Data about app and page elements
◆ ◆ ◆

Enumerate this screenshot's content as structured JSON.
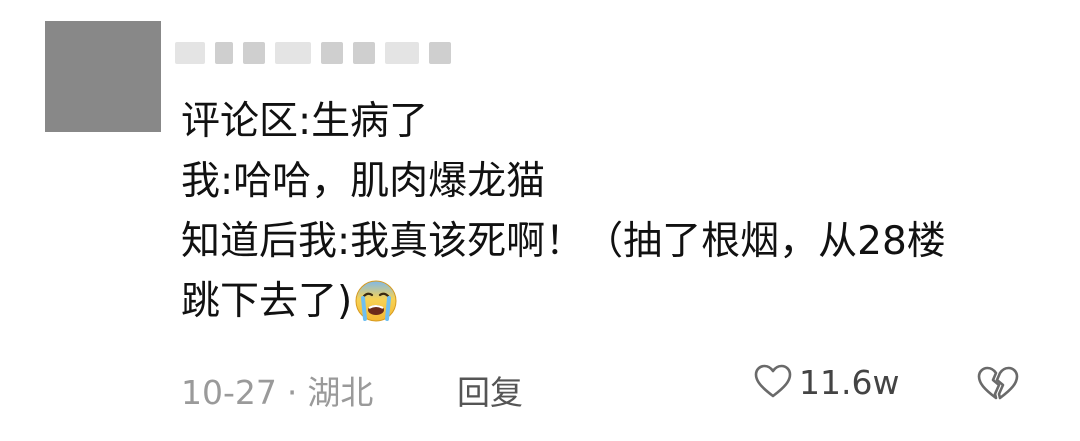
{
  "comment": {
    "lines": [
      "评论区:生病了",
      "我:哈哈，肌肉爆龙猫",
      "知道后我:我真该死啊！（抽了根烟，从28楼",
      "跳下去了)"
    ],
    "emoji": "crying-face-icon",
    "date": "10-27",
    "separator": "·",
    "location": "湖北",
    "reply_label": "回复",
    "like_count": "11.6w"
  },
  "colors": {
    "avatar": "#888888",
    "text": "#111111",
    "meta": "#9a9a9a"
  }
}
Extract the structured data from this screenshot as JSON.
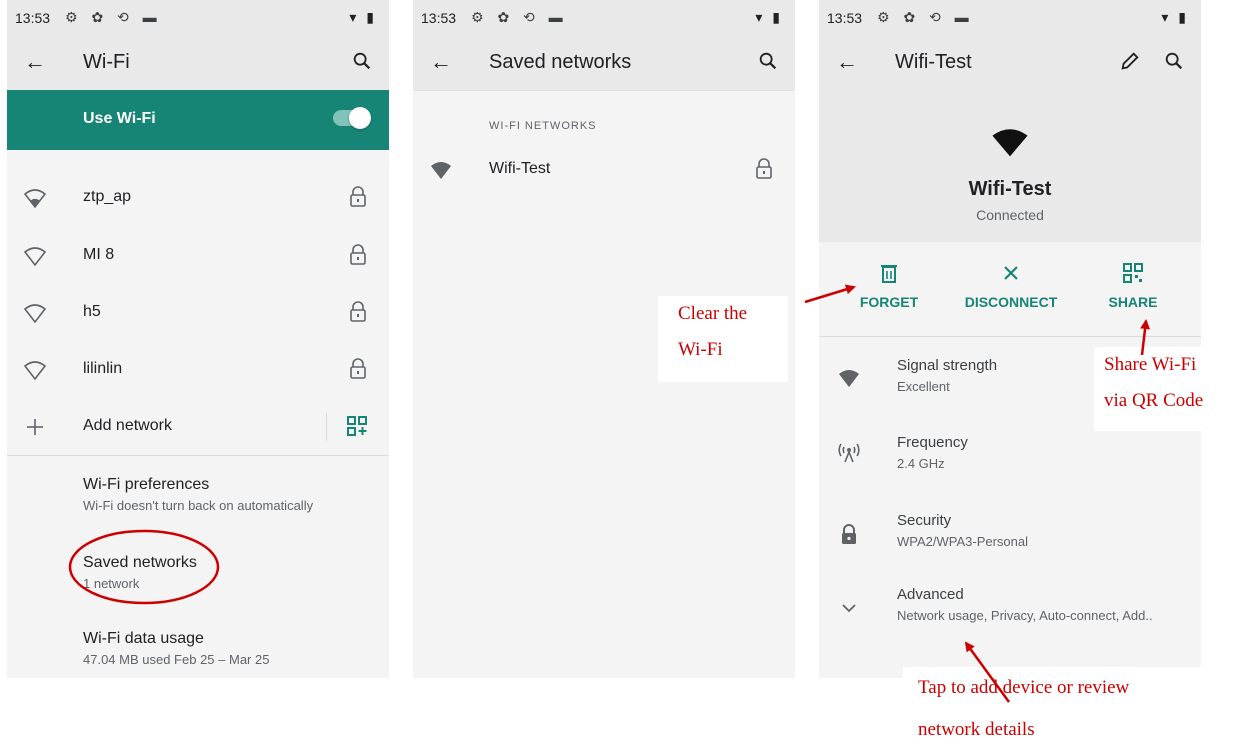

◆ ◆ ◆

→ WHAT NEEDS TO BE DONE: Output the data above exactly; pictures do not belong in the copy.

→ REPLY:
Enumerate this screenshot's content as structured JSON.
{
  "comment": {
    "lines": [
      "评论区:生病了",
      "我:哈哈，肌肉爆龙猫",
      "知道后我:我真该死啊！（抽了根烟，从28楼",
      "跳下去了)"
    ],
    "emoji": "crying-face-icon",
    "date": "10-27",
    "separator": "·",
    "location": "湖北",
    "reply_label": "回复",
    "like_count": "11.6w"
  },
  "colors": {
    "avatar": "#888888",
    "text": "#111111",
    "meta": "#9a9a9a"
  }
}
Extract the structured data from this screenshot as JSON.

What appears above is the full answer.